Sexually transmitted diseases (STDs) affect more than 19 million people in the United States each year, according to the Centers for Disease Control and Prevention (CDC). However, men may not know they are infected. This is because many infected men have no symptoms. That doesn’t mean that STDs aren’t affecting their health, however.
Not all STDs have symptoms. When STD symptoms do occur in men, they can include:
- pain or burning during urination
- a need to urinate more frequently
- pain during ejaculation
- abnormal discharge from the penis, particularly colored or foul-smelling discharge
- bumps, blisters, or sores on the penis or genitals
STDs can affect any man who is sexually active. They can occur at any age. They affect men of every race and sexual orientation. Fortunately, many STDs are highly preventable.
Abstinence is the only foolproof method to protect against STDs. However, by being aware of changes in their bodies and practicing safer sex, men can protect themselves and their partners. Consistently practicing safer sex makes the transmission of an infection less likely.
STDs can be transmitted through vaginal, oral, and anal sex. It’s important to practice safer sex during all of these activities. Condoms can be used for vaginal, oral, and anal sex. Dental dams and other barriers can be used for any type of oral sex.
Many men believe that oral sex is risk-free. However, numerous STDs can be transmitted during oral sex including:
Certain STDs are spread more easily during anal sex. These STDs may be more common in men who have sex with men. However, men of all sexual orientations should take good care of their sexual health. This doesn’t just mean always having safer sex. Men should also be regularly tested for STDs.
Regular STD testing is a good idea for any man who is not in a long-term, mutually monogamous relationship. Although safer sex is very good at reducing STD transmission, it’s not perfect. Regular testing is the best way to take charge of your sexual health.
It’s important to ask your doctor for STD testing. Many men may assume that their doctors screen them for STDs at their annual physicals. However, that isn’t true. If you don’t ask for STD testing, you will probably not be tested. Even if your doctor does test you, you may not be given every test you want or need. It’s very important to ask your doctor exactly what you are being tested for and why.
Human papillomavirus (HPV) is a common STD that affects more than half of sexually active men and women. While women can get a Pap smear and HPV test, there is currently no test for HPV for men. Some types of HPV cause no symptoms, while others cause genital warts. Talk with your doctor if you notice any bumps or warts.
Common STDs that you may want to be tested for include:

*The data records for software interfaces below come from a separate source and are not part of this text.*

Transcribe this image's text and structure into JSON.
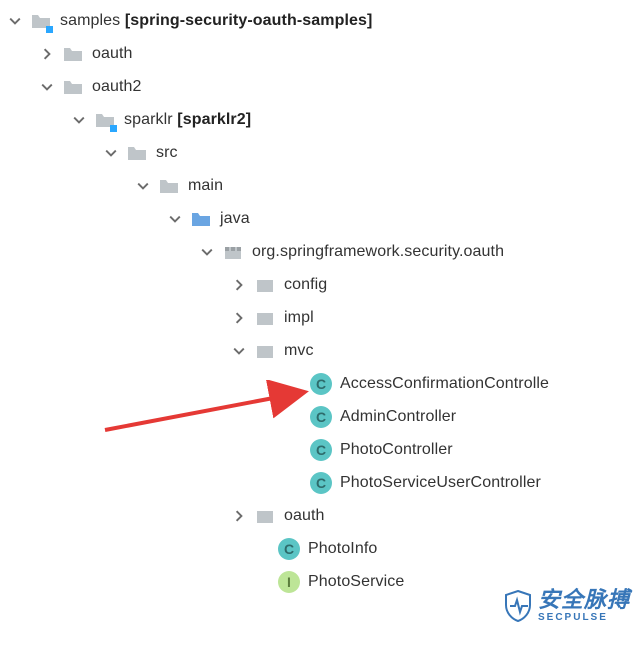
{
  "tree": {
    "root": {
      "name": "samples",
      "bracket": "[spring-security-oauth-samples]"
    },
    "oauth": {
      "name": "oauth"
    },
    "oauth2": {
      "name": "oauth2"
    },
    "sparklr": {
      "name": "sparklr",
      "bracket": "[sparklr2]"
    },
    "src": {
      "name": "src"
    },
    "main": {
      "name": "main"
    },
    "java": {
      "name": "java"
    },
    "pkg": {
      "name": "org.springframework.security.oauth"
    },
    "config": {
      "name": "config"
    },
    "impl": {
      "name": "impl"
    },
    "mvc": {
      "name": "mvc"
    },
    "classes": {
      "access": "AccessConfirmationControlle",
      "admin": "AdminController",
      "photo": "PhotoController",
      "psu": "PhotoServiceUserController"
    },
    "oauthpkg": {
      "name": "oauth"
    },
    "files": {
      "photoinfo": "PhotoInfo",
      "photoservice": "PhotoService"
    }
  },
  "glyphs": {
    "c": "C",
    "i": "I"
  },
  "watermark": {
    "cn": "安全脉搏",
    "en": "SECPULSE"
  }
}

In order to determine what STD tests you need, you should talk to your doctor honestly about your sexual risk. Tell your doctor if you think you might have been exposed to an STD or are just coming in for preventive screening.
It’s also a good idea to mention if you practice receptive anal sex. Anal sex can put you at risk of certain STDs that require special testing. For example, an anal Pap smear can be used to test for signs of HPV-related anal cancers.

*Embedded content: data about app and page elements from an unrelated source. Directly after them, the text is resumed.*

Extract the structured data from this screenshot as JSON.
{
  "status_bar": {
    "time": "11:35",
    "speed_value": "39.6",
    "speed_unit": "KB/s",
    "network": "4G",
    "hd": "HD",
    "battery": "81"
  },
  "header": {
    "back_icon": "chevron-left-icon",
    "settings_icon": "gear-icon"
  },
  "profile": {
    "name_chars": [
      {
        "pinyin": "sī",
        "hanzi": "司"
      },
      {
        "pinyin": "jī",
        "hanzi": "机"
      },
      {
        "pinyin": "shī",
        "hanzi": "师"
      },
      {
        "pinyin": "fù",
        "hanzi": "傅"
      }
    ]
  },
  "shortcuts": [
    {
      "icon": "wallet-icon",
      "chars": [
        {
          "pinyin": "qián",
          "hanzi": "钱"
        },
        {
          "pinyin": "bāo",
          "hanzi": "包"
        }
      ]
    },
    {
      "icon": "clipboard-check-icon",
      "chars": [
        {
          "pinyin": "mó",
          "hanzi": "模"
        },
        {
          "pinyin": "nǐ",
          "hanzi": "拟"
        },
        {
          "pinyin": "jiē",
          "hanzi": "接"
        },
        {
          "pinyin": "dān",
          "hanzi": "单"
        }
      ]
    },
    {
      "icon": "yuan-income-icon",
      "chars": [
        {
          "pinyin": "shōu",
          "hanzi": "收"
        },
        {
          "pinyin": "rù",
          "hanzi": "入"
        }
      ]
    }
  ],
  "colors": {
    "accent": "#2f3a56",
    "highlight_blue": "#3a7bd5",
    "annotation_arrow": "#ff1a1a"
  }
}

Finally, tell your doctor if you reliably practice safe sex for oral, anal, and vaginal sex. This can help your doctor assess your risk for various infections.